WASHINGTON - June 9 - Following the passage of the Communications Opportunity, Promotion and Enhancement Act , Free Press cofounder Robert W. McChesney issued the following statement on behalf of the Savetheinternet.com coalition:
"Passage of major telecom legislation without enforceable Net Neutrality is a low point in the history of US policymaking. The telephone-cable Internet duopoly providers deluged Congress with an army of lobbyists, countless millions spent on misleading PR spin and outright lies, and a single-minded determination to put their bottom line ahead of the democratic principles of an open, neutral Internet.
"If we lose Net Neutrality, we lose the most promising method for regular people to access and provide diverse and independent news, information and entertainment. We will see the Internet become like cable TV: a handful of massive companies will decide what you can see and how much it will cost. Gone will be the entrepreneurship and innovation that has made the Internet the most important cultural and economic engine of our times.
"The Senate cannot ignore the massive right-left coalition of Americans that have unified behind Net Neutrality: over 750,000 individuals, nearly every consumer group, the Internet's founders, and a rapidly growing coalition of nearly every industry that relies on the Internet.

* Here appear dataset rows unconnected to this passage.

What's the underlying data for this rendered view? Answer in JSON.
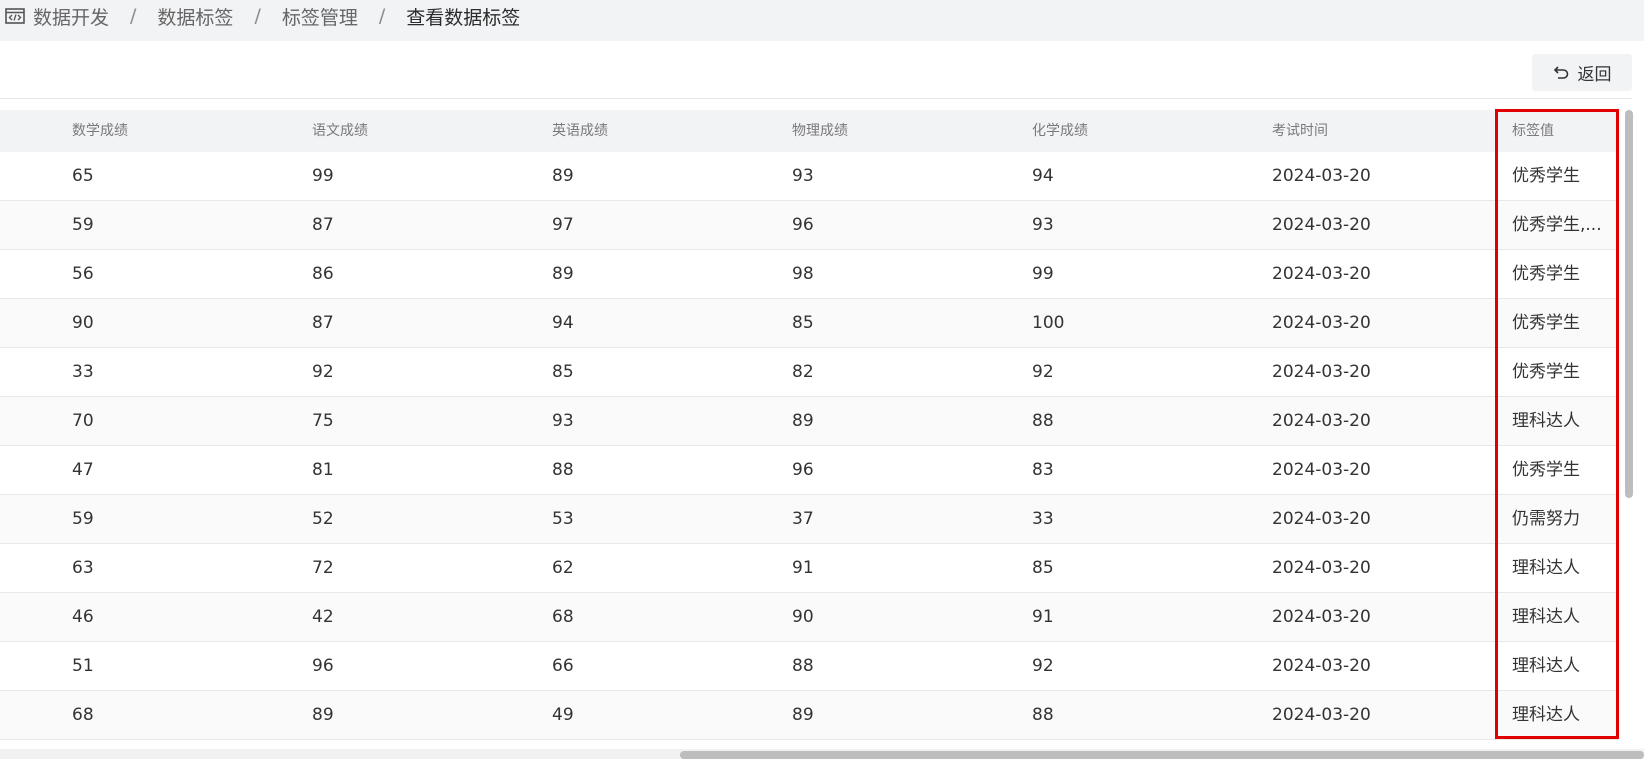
{
  "breadcrumb": {
    "icon": "code-window-icon",
    "items": [
      "数据开发",
      "数据标签",
      "标签管理",
      "查看数据标签"
    ],
    "separator": "/"
  },
  "toolbar": {
    "back_label": "返回",
    "back_icon": "undo-arrow-icon"
  },
  "table": {
    "columns": [
      "数学成绩",
      "语文成绩",
      "英语成绩",
      "物理成绩",
      "化学成绩",
      "考试时间",
      "标签值"
    ],
    "rows": [
      [
        "65",
        "99",
        "89",
        "93",
        "94",
        "2024-03-20",
        "优秀学生"
      ],
      [
        "59",
        "87",
        "97",
        "96",
        "93",
        "2024-03-20",
        "优秀学生,..."
      ],
      [
        "56",
        "86",
        "89",
        "98",
        "99",
        "2024-03-20",
        "优秀学生"
      ],
      [
        "90",
        "87",
        "94",
        "85",
        "100",
        "2024-03-20",
        "优秀学生"
      ],
      [
        "33",
        "92",
        "85",
        "82",
        "92",
        "2024-03-20",
        "优秀学生"
      ],
      [
        "70",
        "75",
        "93",
        "89",
        "88",
        "2024-03-20",
        "理科达人"
      ],
      [
        "47",
        "81",
        "88",
        "96",
        "83",
        "2024-03-20",
        "优秀学生"
      ],
      [
        "59",
        "52",
        "53",
        "37",
        "33",
        "2024-03-20",
        "仍需努力"
      ],
      [
        "63",
        "72",
        "62",
        "91",
        "85",
        "2024-03-20",
        "理科达人"
      ],
      [
        "46",
        "42",
        "68",
        "90",
        "91",
        "2024-03-20",
        "理科达人"
      ],
      [
        "51",
        "96",
        "66",
        "88",
        "92",
        "2024-03-20",
        "理科达人"
      ],
      [
        "68",
        "89",
        "49",
        "89",
        "88",
        "2024-03-20",
        "理科达人"
      ]
    ]
  },
  "colors": {
    "highlight_border": "#e00000",
    "header_bg": "#f2f3f5",
    "stripe_bg": "#fafafa"
  }
}
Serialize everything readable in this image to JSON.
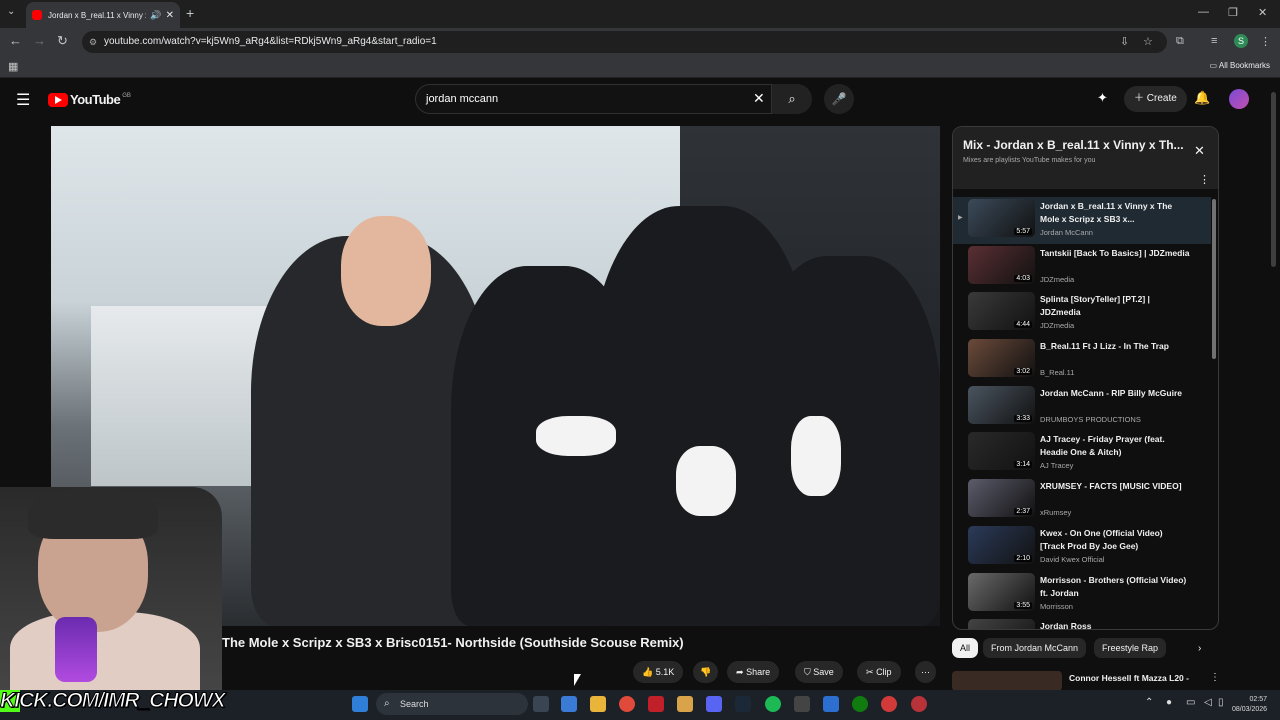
{
  "browser": {
    "tab_title": "Jordan x B_real.11 x Vinny x",
    "url": "youtube.com/watch?v=kj5Wn9_aRg4&list=RDkj5Wn9_aRg4&start_radio=1",
    "bookmarks_label": "All Bookmarks",
    "profile_initial": "S"
  },
  "youtube": {
    "logo_text": "YouTube",
    "region": "GB",
    "search_value": "jordan mccann",
    "create_label": "Create"
  },
  "video": {
    "title": "The Mole x Scripz x SB3 x Brisc0151- Northside (Southside Scouse Remix)",
    "like_count": "5.1K",
    "share_label": "Share",
    "save_label": "Save",
    "clip_label": "Clip"
  },
  "playlist": {
    "title": "Mix - Jordan x B_real.11 x Vinny x Th...",
    "subtitle": "Mixes are playlists YouTube makes for you",
    "items": [
      {
        "title": "Jordan x B_real.11 x Vinny x The Mole x Scripz x SB3 x...",
        "channel": "Jordan McCann",
        "duration": "5:57",
        "color": "#3b4a5a"
      },
      {
        "title": "Tantskii [Back To Basics] | JDZmedia",
        "channel": "JDZmedia",
        "duration": "4:03",
        "color": "#5a2f33"
      },
      {
        "title": "Splinta [StoryTeller] [PT.2] | JDZmedia",
        "channel": "JDZmedia",
        "duration": "4:44",
        "color": "#3a3a3a"
      },
      {
        "title": "B_Real.11 Ft J Lizz - In The Trap",
        "channel": "B_Real.11",
        "duration": "3:02",
        "color": "#6b4a3a"
      },
      {
        "title": "Jordan McCann - RIP Billy McGuire",
        "channel": "DRUMBOYS PRODUCTIONS",
        "duration": "3:33",
        "color": "#4a5560"
      },
      {
        "title": "AJ Tracey - Friday Prayer (feat. Headie One & Aitch)",
        "channel": "AJ Tracey",
        "duration": "3:14",
        "color": "#2a2a2a"
      },
      {
        "title": "XRUMSEY - FACTS [MUSIC VIDEO]",
        "channel": "xRumsey",
        "duration": "2:37",
        "color": "#5c5c6c"
      },
      {
        "title": "Kwex - On One (Official Video) [Track Prod By Joe Gee)",
        "channel": "David Kwex Official",
        "duration": "2:10",
        "color": "#2c3b5a"
      },
      {
        "title": "Morrisson - Brothers (Official Video) ft. Jordan",
        "channel": "Morrisson",
        "duration": "3:55",
        "color": "#6a6a6a"
      },
      {
        "title": "Jordan Ross",
        "channel": "",
        "duration": "",
        "color": "#444"
      }
    ]
  },
  "chips": [
    "All",
    "From Jordan McCann",
    "Freestyle Rap"
  ],
  "recommendation": {
    "title": "Connor Hessell ft Mazza L20 -"
  },
  "overlay": {
    "kick_text": "KICK.COM/IMR_CHOWX"
  },
  "taskbar": {
    "search_label": "Search",
    "time": "02:57",
    "date": "08/03/2026"
  }
}
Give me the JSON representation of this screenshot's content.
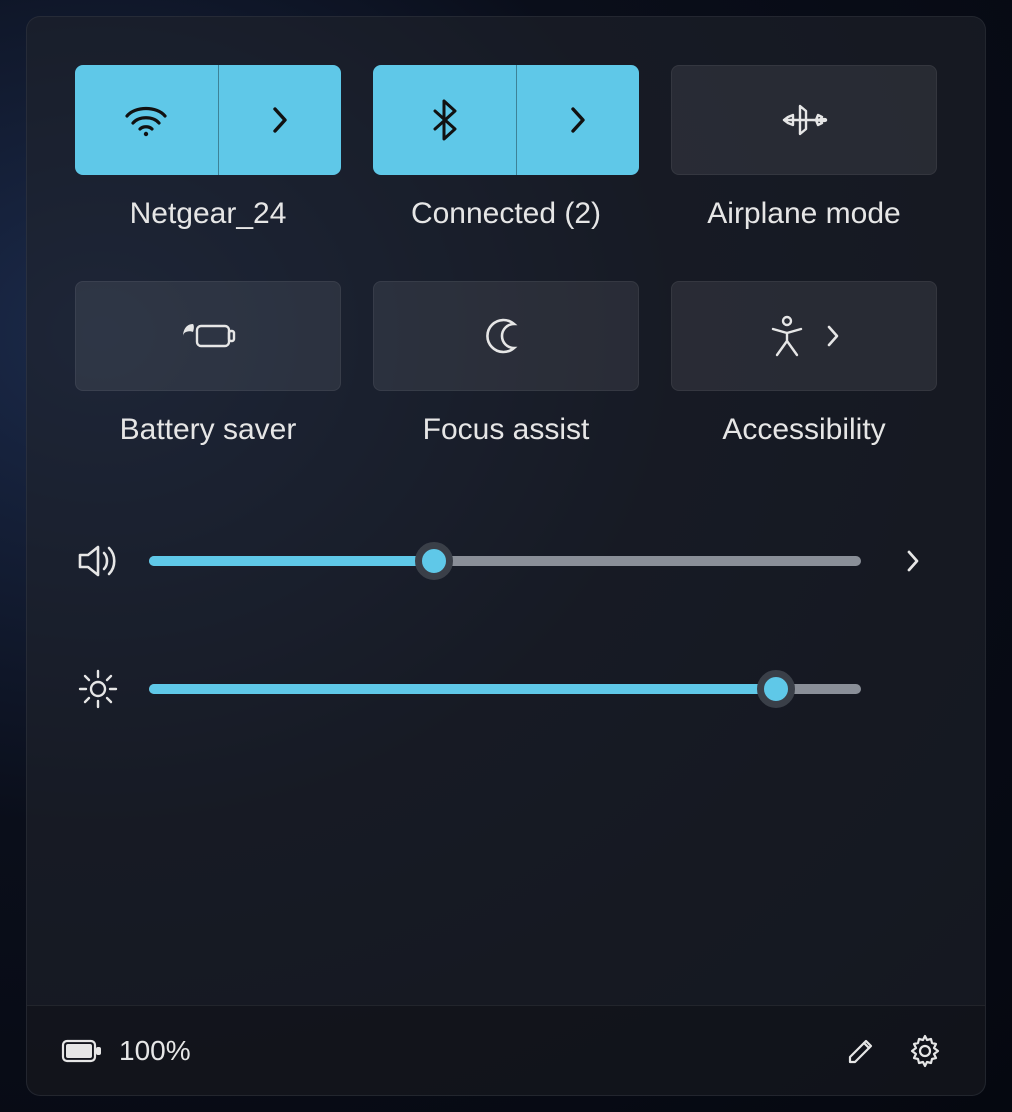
{
  "accent": "#5fc8e8",
  "tiles": [
    {
      "icon": "wifi-icon",
      "label": "Netgear_24",
      "active": true,
      "expandable": true
    },
    {
      "icon": "bluetooth-icon",
      "label": "Connected (2)",
      "active": true,
      "expandable": true
    },
    {
      "icon": "airplane-icon",
      "label": "Airplane mode",
      "active": false,
      "expandable": false
    },
    {
      "icon": "battery-saver-icon",
      "label": "Battery saver",
      "active": false,
      "expandable": false
    },
    {
      "icon": "focus-assist-icon",
      "label": "Focus assist",
      "active": false,
      "expandable": false
    },
    {
      "icon": "accessibility-icon",
      "label": "Accessibility",
      "active": false,
      "expandable": true
    }
  ],
  "sliders": {
    "volume": {
      "icon": "speaker-icon",
      "value": 40,
      "has_flyout": true
    },
    "brightness": {
      "icon": "brightness-icon",
      "value": 88,
      "has_flyout": false
    }
  },
  "footer": {
    "battery_percent": "100%",
    "edit_icon": "pencil-icon",
    "settings_icon": "gear-icon"
  }
}
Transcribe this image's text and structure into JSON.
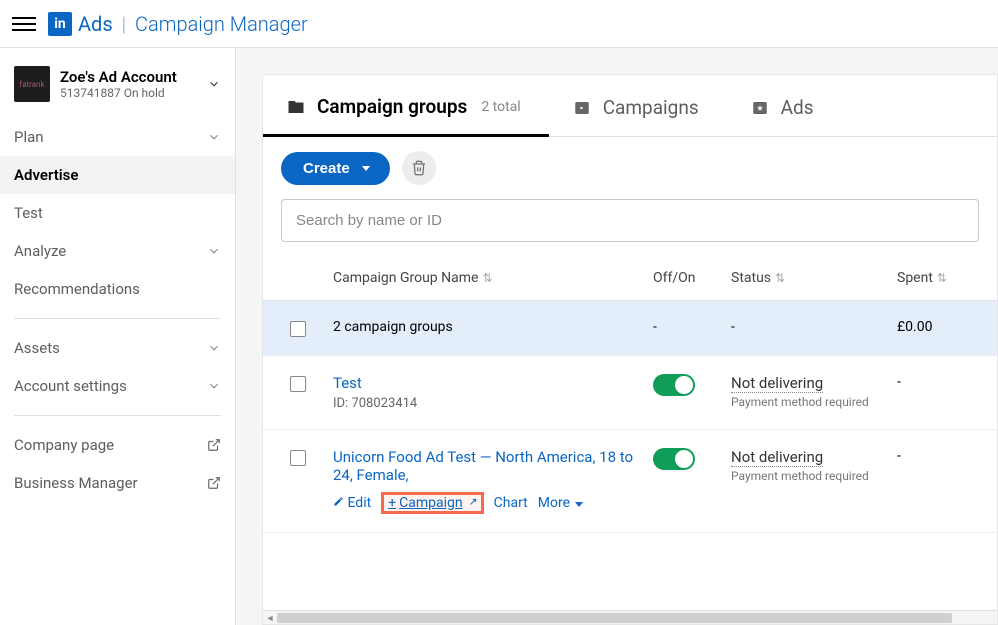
{
  "header": {
    "brand1": "Ads",
    "brand2": "Campaign Manager"
  },
  "account": {
    "name": "Zoe's Ad Account",
    "id": "513741887",
    "status": "On hold"
  },
  "sidebar": {
    "items": [
      {
        "label": "Plan",
        "expandable": true
      },
      {
        "label": "Advertise",
        "active": true
      },
      {
        "label": "Test"
      },
      {
        "label": "Analyze",
        "expandable": true
      },
      {
        "label": "Recommendations"
      }
    ],
    "items2": [
      {
        "label": "Assets",
        "expandable": true
      },
      {
        "label": "Account settings",
        "expandable": true
      }
    ],
    "items3": [
      {
        "label": "Company page",
        "external": true
      },
      {
        "label": "Business Manager",
        "external": true
      }
    ]
  },
  "tabs": {
    "groups": "Campaign groups",
    "groups_count": "2 total",
    "campaigns": "Campaigns",
    "ads": "Ads"
  },
  "toolbar": {
    "create": "Create"
  },
  "search": {
    "placeholder": "Search by name or ID"
  },
  "columns": {
    "name": "Campaign Group Name",
    "off": "Off/On",
    "status": "Status",
    "spent": "Spent"
  },
  "summary": {
    "text": "2 campaign groups",
    "spent": "£0.00"
  },
  "rows": [
    {
      "name": "Test",
      "id": "ID: 708023414",
      "status": "Not delivering",
      "status_sub": "Payment method required",
      "spent": "-"
    },
    {
      "name": "Unicorn Food Ad Test — North America, 18 to 24, Female,",
      "status": "Not delivering",
      "status_sub": "Payment method required",
      "spent": "-",
      "actions": {
        "edit": "Edit",
        "campaign": "Campaign",
        "chart": "Chart",
        "more": "More"
      }
    }
  ]
}
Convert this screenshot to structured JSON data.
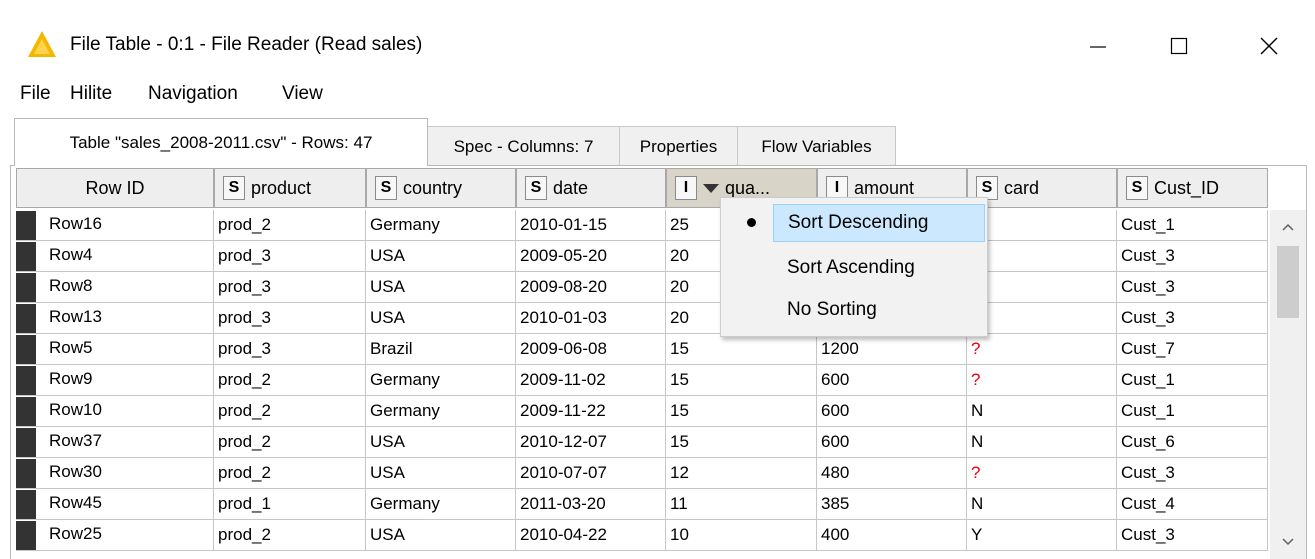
{
  "window": {
    "title": "File Table - 0:1 - File Reader (Read sales)",
    "minimize_icon": "minimize-icon",
    "maximize_icon": "maximize-icon",
    "close_icon": "close-icon"
  },
  "menu": [
    "File",
    "Hilite",
    "Navigation",
    "View"
  ],
  "tabs": [
    "Table \"sales_2008-2011.csv\" - Rows: 47",
    "Spec - Columns: 7",
    "Properties",
    "Flow Variables"
  ],
  "columns": [
    {
      "label": "Row ID",
      "type": ""
    },
    {
      "label": "product",
      "type": "S"
    },
    {
      "label": "country",
      "type": "S"
    },
    {
      "label": "date",
      "type": "S"
    },
    {
      "label": "qua...",
      "type": "I"
    },
    {
      "label": "amount",
      "type": "I"
    },
    {
      "label": "card",
      "type": "S"
    },
    {
      "label": "Cust_ID",
      "type": "S"
    }
  ],
  "rows": [
    [
      "Row16",
      "prod_2",
      "Germany",
      "2010-01-15",
      "25",
      "",
      "",
      "Cust_1"
    ],
    [
      "Row4",
      "prod_3",
      "USA",
      "2009-05-20",
      "20",
      "",
      "",
      "Cust_3"
    ],
    [
      "Row8",
      "prod_3",
      "USA",
      "2009-08-20",
      "20",
      "",
      "",
      "Cust_3"
    ],
    [
      "Row13",
      "prod_3",
      "USA",
      "2010-01-03",
      "20",
      "",
      "",
      "Cust_3"
    ],
    [
      "Row5",
      "prod_3",
      "Brazil",
      "2009-06-08",
      "15",
      "1200",
      "?",
      "Cust_7"
    ],
    [
      "Row9",
      "prod_2",
      "Germany",
      "2009-11-02",
      "15",
      "600",
      "?",
      "Cust_1"
    ],
    [
      "Row10",
      "prod_2",
      "Germany",
      "2009-11-22",
      "15",
      "600",
      "N",
      "Cust_1"
    ],
    [
      "Row37",
      "prod_2",
      "USA",
      "2010-12-07",
      "15",
      "600",
      "N",
      "Cust_6"
    ],
    [
      "Row30",
      "prod_2",
      "USA",
      "2010-07-07",
      "12",
      "480",
      "?",
      "Cust_3"
    ],
    [
      "Row45",
      "prod_1",
      "Germany",
      "2011-03-20",
      "11",
      "385",
      "N",
      "Cust_4"
    ],
    [
      "Row25",
      "prod_2",
      "USA",
      "2010-04-22",
      "10",
      "400",
      "Y",
      "Cust_3"
    ]
  ],
  "sort_menu": {
    "items": [
      "Sort Descending",
      "Sort Ascending",
      "No Sorting"
    ],
    "selected": "Sort Descending"
  },
  "colors": {
    "missing_value": "#e8000d",
    "selection": "#cce8ff",
    "app_icon": "#f5b800"
  }
}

"In the past two months, net neutrality has gone from little-known tech jargon to the most contentious issue in the COPE Act. The hundreds of thousands of Americans who signed the SaveTheInternet.com petition, added the coalition to their MySpace accounts, voted pro-net neutrality videos to the front page of YouTube.com and called their Members of Congress represent the tweak of the tiger's tail. The House vote is a pyrrhic victory for the telecom lobby. Momentum to defend net neutrality will only grow as Americans realize that the threat to internet freedom is real. Senators can expect to hear their constituents loud and clear on their responsibility to protect net neutrality and we will be watching closely to make sure they listen."